**TASK ITEM**
Pull every line with "true" from the data below and copy it.
** Opening STORED DATA block **
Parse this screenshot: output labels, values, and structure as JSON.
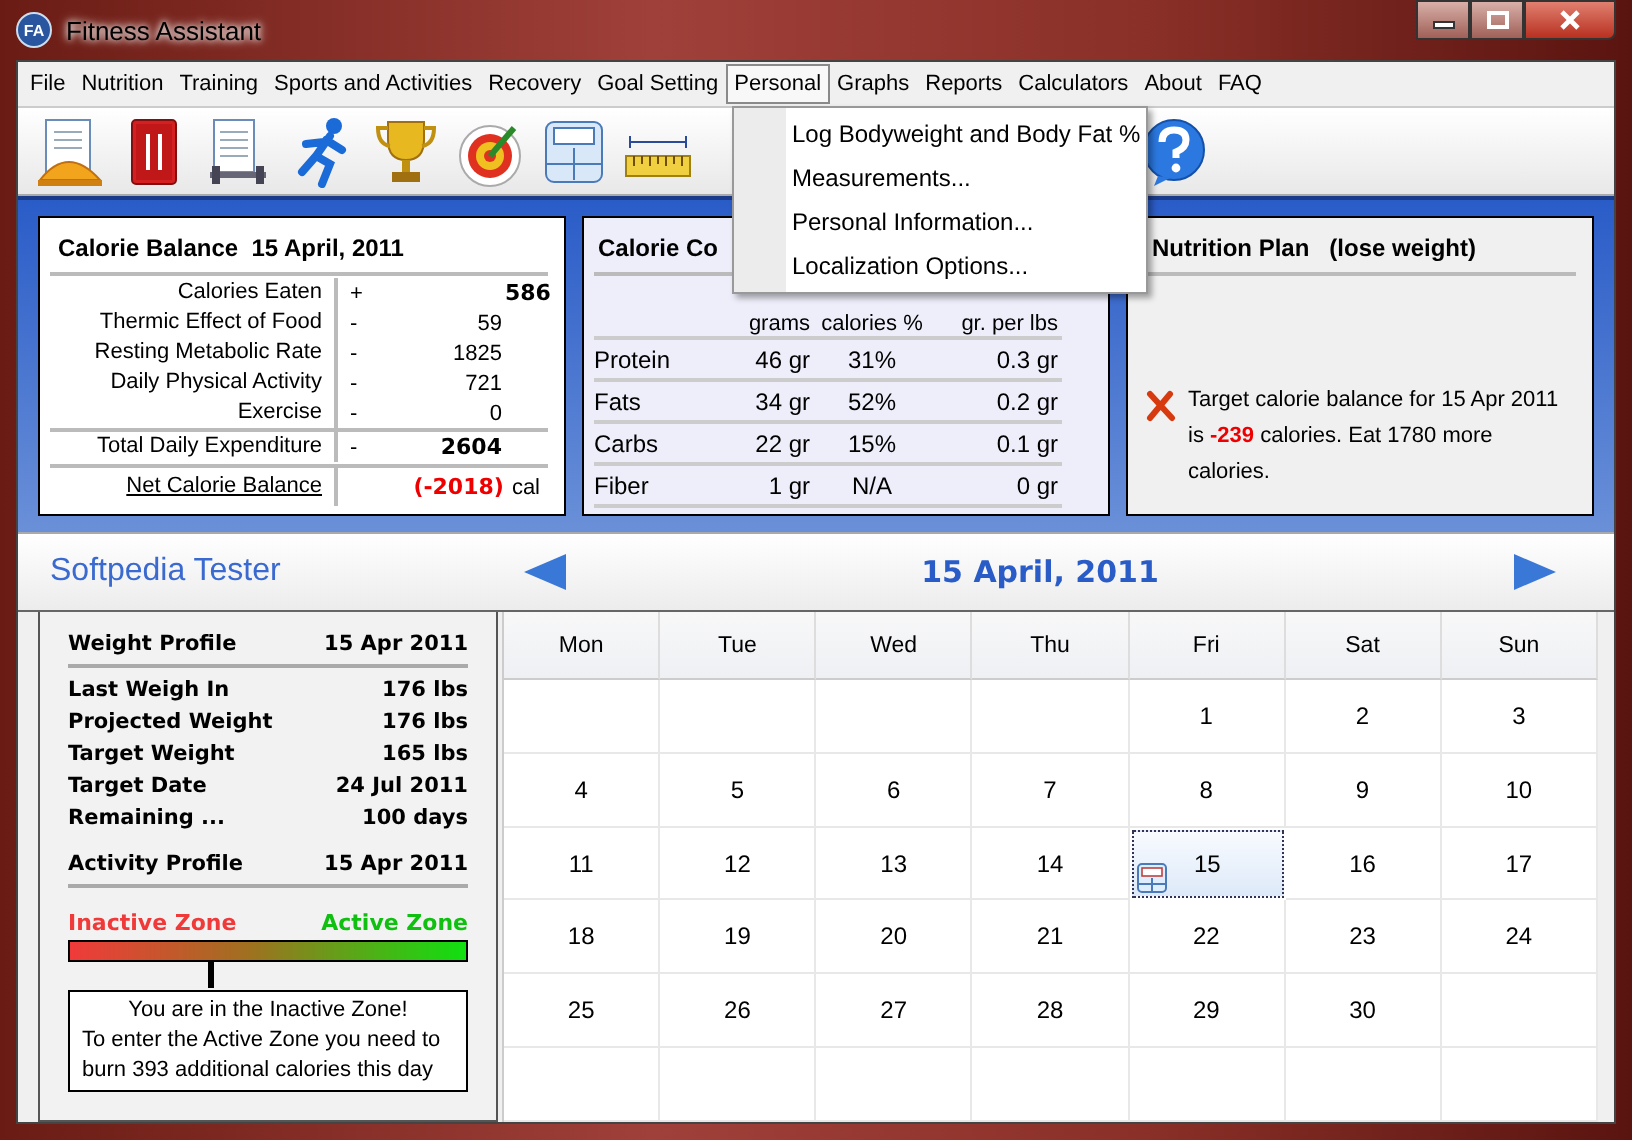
{
  "window": {
    "title": "Fitness Assistant",
    "badge": "FA"
  },
  "menu": [
    {
      "label": "File",
      "selected": false
    },
    {
      "label": "Nutrition",
      "selected": false
    },
    {
      "label": "Training",
      "selected": false
    },
    {
      "label": "Sports and Activities",
      "selected": false
    },
    {
      "label": "Recovery",
      "selected": false
    },
    {
      "label": "Goal Setting",
      "selected": false
    },
    {
      "label": "Personal",
      "selected": true
    },
    {
      "label": "Graphs",
      "selected": false
    },
    {
      "label": "Reports",
      "selected": false
    },
    {
      "label": "Calculators",
      "selected": false
    },
    {
      "label": "About",
      "selected": false
    },
    {
      "label": "FAQ",
      "selected": false
    }
  ],
  "toolbar": [
    {
      "kind": "meal"
    },
    {
      "kind": "book"
    },
    {
      "kind": "workout"
    },
    {
      "kind": "runner"
    },
    {
      "kind": "trophy"
    },
    {
      "kind": "target"
    },
    {
      "kind": "scale"
    },
    {
      "kind": "tape"
    },
    {
      "kind": "gap"
    },
    {
      "kind": "help"
    }
  ],
  "dropdown": [
    {
      "label": "Log Bodyweight and Body Fat %"
    },
    {
      "label": "Measurements..."
    },
    {
      "label": "Personal Information..."
    },
    {
      "label": "Localization Options..."
    }
  ],
  "calorie_balance": {
    "title": "Calorie Balance  15 April, 2011",
    "rows": [
      {
        "kind": "eaten",
        "label": "Calories Eaten",
        "sign": "+",
        "value": "586"
      },
      {
        "kind": "item",
        "label": "Thermic Effect of Food",
        "sign": "-",
        "value": "59"
      },
      {
        "kind": "item",
        "label": "Resting Metabolic Rate",
        "sign": "-",
        "value": "1825"
      },
      {
        "kind": "item",
        "label": "Daily Physical Activity",
        "sign": "-",
        "value": "721"
      },
      {
        "kind": "item",
        "label": "Exercise",
        "sign": "-",
        "value": "0"
      },
      {
        "kind": "total",
        "label": "Total Daily Expenditure",
        "sign": "-",
        "value": "2604"
      }
    ],
    "net": {
      "label": "Net Calorie Balance",
      "value": "(-2018)",
      "unit": "cal"
    }
  },
  "calorie_composition": {
    "title": "Calorie Co",
    "columns": [
      "grams",
      "calories %",
      "gr. per lbs"
    ],
    "rows": [
      {
        "name": "Protein",
        "cells": [
          "46 gr",
          "31%",
          "0.3 gr"
        ]
      },
      {
        "name": "Fats",
        "cells": [
          "34 gr",
          "52%",
          "0.2 gr"
        ]
      },
      {
        "name": "Carbs",
        "cells": [
          "22 gr",
          "15%",
          "0.1 gr"
        ]
      },
      {
        "name": "Fiber",
        "cells": [
          "1 gr",
          "N/A",
          "0 gr"
        ]
      }
    ]
  },
  "nutrition_plan": {
    "title": "Nutrition Plan   (lose weight)",
    "message": "Target calorie balance for 15 Apr 2011 is **-239** calories. Eat 1780 more calories."
  },
  "user_name": "Softpedia Tester",
  "date_header": "15 April, 2011",
  "profile": [
    {
      "kind": "heading",
      "label": "Weight Profile",
      "value": "15 Apr 2011"
    },
    {
      "kind": "item",
      "label": "Last Weigh In",
      "value": "176 lbs"
    },
    {
      "kind": "item",
      "label": "Projected Weight",
      "value": "176 lbs"
    },
    {
      "kind": "item",
      "label": "Target Weight",
      "value": "165 lbs"
    },
    {
      "kind": "item",
      "label": "Target Date",
      "value": "24 Jul 2011"
    },
    {
      "kind": "item",
      "label": "Remaining ...",
      "value": "100 days"
    },
    {
      "kind": "heading",
      "label": "Activity Profile",
      "value": "15 Apr 2011"
    }
  ],
  "zone": {
    "inactive_label": "Inactive Zone",
    "active_label": "Active Zone",
    "level": 0.35,
    "headline": "You are in the Inactive Zone!",
    "detail": "To enter the Active Zone you need to burn 393 additional calories this day"
  },
  "calendar": {
    "weekdays": [
      "Mon",
      "Tue",
      "Wed",
      "Thu",
      "Fri",
      "Sat",
      "Sun"
    ],
    "weeks": [
      [
        {
          "kind": "blank"
        },
        {
          "kind": "blank"
        },
        {
          "kind": "blank"
        },
        {
          "kind": "blank"
        },
        {
          "kind": "day",
          "day": "1",
          "selected": false
        },
        {
          "kind": "day",
          "day": "2",
          "selected": false
        },
        {
          "kind": "day",
          "day": "3",
          "selected": false
        }
      ],
      [
        {
          "kind": "day",
          "day": "4",
          "selected": false
        },
        {
          "kind": "day",
          "day": "5",
          "selected": false
        },
        {
          "kind": "day",
          "day": "6",
          "selected": false
        },
        {
          "kind": "day",
          "day": "7",
          "selected": false
        },
        {
          "kind": "day",
          "day": "8",
          "selected": false
        },
        {
          "kind": "day",
          "day": "9",
          "selected": false
        },
        {
          "kind": "day",
          "day": "10",
          "selected": false
        }
      ],
      [
        {
          "kind": "day",
          "day": "11",
          "selected": false
        },
        {
          "kind": "day",
          "day": "12",
          "selected": false
        },
        {
          "kind": "day",
          "day": "13",
          "selected": false
        },
        {
          "kind": "day",
          "day": "14",
          "selected": false
        },
        {
          "kind": "day",
          "day": "15",
          "selected": true,
          "has_entry": true
        },
        {
          "kind": "day",
          "day": "16",
          "selected": false
        },
        {
          "kind": "day",
          "day": "17",
          "selected": false
        }
      ],
      [
        {
          "kind": "day",
          "day": "18",
          "selected": false
        },
        {
          "kind": "day",
          "day": "19",
          "selected": false
        },
        {
          "kind": "day",
          "day": "20",
          "selected": false
        },
        {
          "kind": "day",
          "day": "21",
          "selected": false
        },
        {
          "kind": "day",
          "day": "22",
          "selected": false
        },
        {
          "kind": "day",
          "day": "23",
          "selected": false
        },
        {
          "kind": "day",
          "day": "24",
          "selected": false
        }
      ],
      [
        {
          "kind": "day",
          "day": "25",
          "selected": false
        },
        {
          "kind": "day",
          "day": "26",
          "selected": false
        },
        {
          "kind": "day",
          "day": "27",
          "selected": false
        },
        {
          "kind": "day",
          "day": "28",
          "selected": false
        },
        {
          "kind": "day",
          "day": "29",
          "selected": false
        },
        {
          "kind": "day",
          "day": "30",
          "selected": false
        },
        {
          "kind": "blank"
        }
      ],
      [
        {
          "kind": "blank"
        },
        {
          "kind": "blank"
        },
        {
          "kind": "blank"
        },
        {
          "kind": "blank"
        },
        {
          "kind": "blank"
        },
        {
          "kind": "blank"
        },
        {
          "kind": "blank"
        }
      ]
    ]
  }
}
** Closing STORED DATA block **
**SOLUTION FOR THIS PROBLEM**
      "selected": true
          "selected": true,
          "has_entry": true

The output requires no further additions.